It's impossible to class either Boston or Foreigner as original. Boston's first LP borrowed heavily from such guitar-dominated groups as the James Gang, the Byrds, the Who and the Doobie Brothers, defining each song with a guitar riff. "Don't Look Back" steals more directly - from the first Boston album. (Perhaps the title is addressed to copyright researchers.) Tom Scholz seems content to reuse his old chord progressions and vocal arrangements as long as he can regroup his overdubbed guitars.
Foreigner also sports Who "influences," but their primary source is Free and its more popular heir, Bad Company. In most Foreigner songs, punchy guitar chords alternate with vocal phrases in which Lou Graham tries his best to groan like Free/Bad Company vocalist Paul Rodgers. "Double Vision" breaks away from that formula for an instrumental and two ballads, but the rockers remain thoroughly imitative, and those ballads plunder Procul Harum and the Beaties.
Neither group carries any significant message in their lyrics. Boston, who make the mistake of printing their words, favors self-actualization through rock 'n' roll, partying, greeting the "new dawn" and "takin' it day by day," along with typical lovey-dovey sentiments. Foreigner is slightly more pernicious: They offer gross come-ons ("Hot Blooded," their current hit), angry misogyny ("Back Where You Belong") and utterly insincere lovelorn laments ("I Have Waited So Long"). None of the lyrics on "Double Vision" or "Don't Look Back" would severely tax the intelligence of the average 7-year-old.
Boston and Foreigner's real accomplishment has nothing to do with their songwrithing.
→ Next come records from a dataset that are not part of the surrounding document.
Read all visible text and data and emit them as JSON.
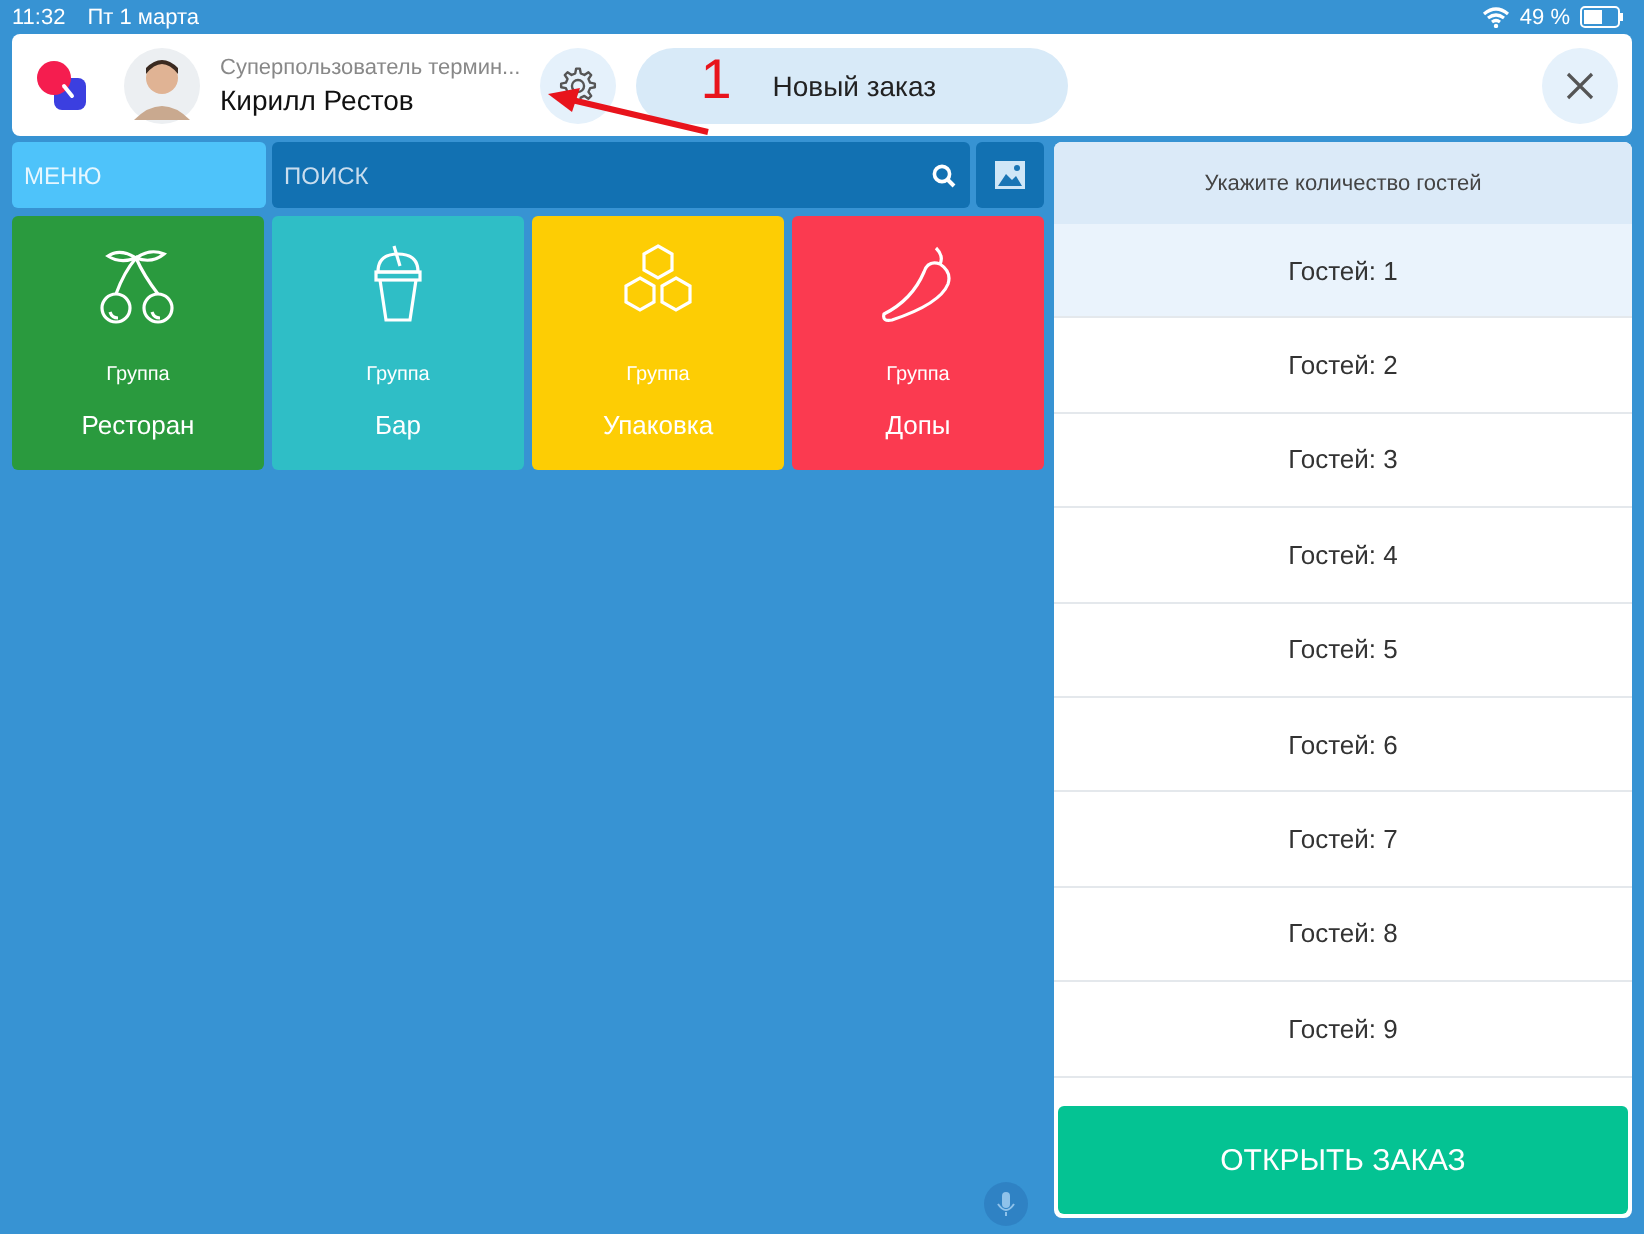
{
  "status_bar": {
    "time": "11:32",
    "date": "Пт 1 марта",
    "battery": "49 %"
  },
  "header": {
    "user_role": "Суперпользователь термин...",
    "user_name": "Кирилл Рестов",
    "new_order": "Новый заказ"
  },
  "annotation": {
    "label": "1"
  },
  "toolbar": {
    "menu_placeholder": "МЕНЮ",
    "search_placeholder": "ПОИСК"
  },
  "groups": [
    {
      "kind": "cherry",
      "caption": "Группа",
      "name": "Ресторан",
      "color": "#2a9a3e"
    },
    {
      "kind": "drink",
      "caption": "Группа",
      "name": "Бар",
      "color": "#2fbec6"
    },
    {
      "kind": "honeycomb",
      "caption": "Группа",
      "name": "Упаковка",
      "color": "#fdcd04"
    },
    {
      "kind": "pepper",
      "caption": "Группа",
      "name": "Допы",
      "color": "#fb3a50"
    }
  ],
  "guests": {
    "title": "Укажите количество гостей",
    "options": [
      {
        "label": "Гостей: 1",
        "selected": true
      },
      {
        "label": "Гостей: 2",
        "selected": false
      },
      {
        "label": "Гостей: 3",
        "selected": false
      },
      {
        "label": "Гостей: 4",
        "selected": false
      },
      {
        "label": "Гостей: 5",
        "selected": false
      },
      {
        "label": "Гостей: 6",
        "selected": false
      },
      {
        "label": "Гостей: 7",
        "selected": false
      },
      {
        "label": "Гостей: 8",
        "selected": false
      },
      {
        "label": "Гостей: 9",
        "selected": false
      }
    ]
  },
  "open_order": "ОТКРЫТЬ ЗАКАЗ"
}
What they have done - with considerable success - is to completely remove hard rock's threatening undertones. When the Who or Led Zeppelin unleash a power chord, it echoes with violence - but when Boston or Foreigner do the same thing, the only echo comes fron a reverb unit. Having tamed the style, they can domesticate it as well, turning anarchic hard rock into loud Muzak for millions.
Boston's transformation is the more radical one. Foreigner is easy to take simply because their materials are so familiar, while familiarity is only one factor in Boston's accessibility. It is Tom Scholz's production and arranging that make Boston's accessibility. It is Tom Scholz's production and arranging that make Boston's sound ubiquitous. His style is easily explained: guitars everywhere. Rhythm guitars high and low, two and three parallel lead lines, guitars doubling bass riffs, guitars doubling vocals . . . anyplace a guitars line can go, it goes (although occasionally a keyboard is heard somewhere, for variety). Scholz almost compulsively fills every sonic niche, and he gets a sound that is powerful but cushioned. Part of hard rock's jangling effect comes from the gaps between parts, and Scholz has systematically eliminated those gaps. "Don't Look Back" is music heard through a guitar fanatic's ears; even vocals, usually the center of a pop production, are subordinated to Scholz's six- and 12-string structures. Actually, "Don't Look Back" seems obsessive; Scholz often starts a song with so many parts going that there's no place left to bulid. The drama that made "More Than a Feeling" Boston's first hit single is missing.
At this point, Boston and Foreigner are so well entrenched that they are immune to criticism. They are harbingers of a new hard rock geared to the mass market - derivative, formulaic, determinedly inoffensive and, seemingly, unstoppable.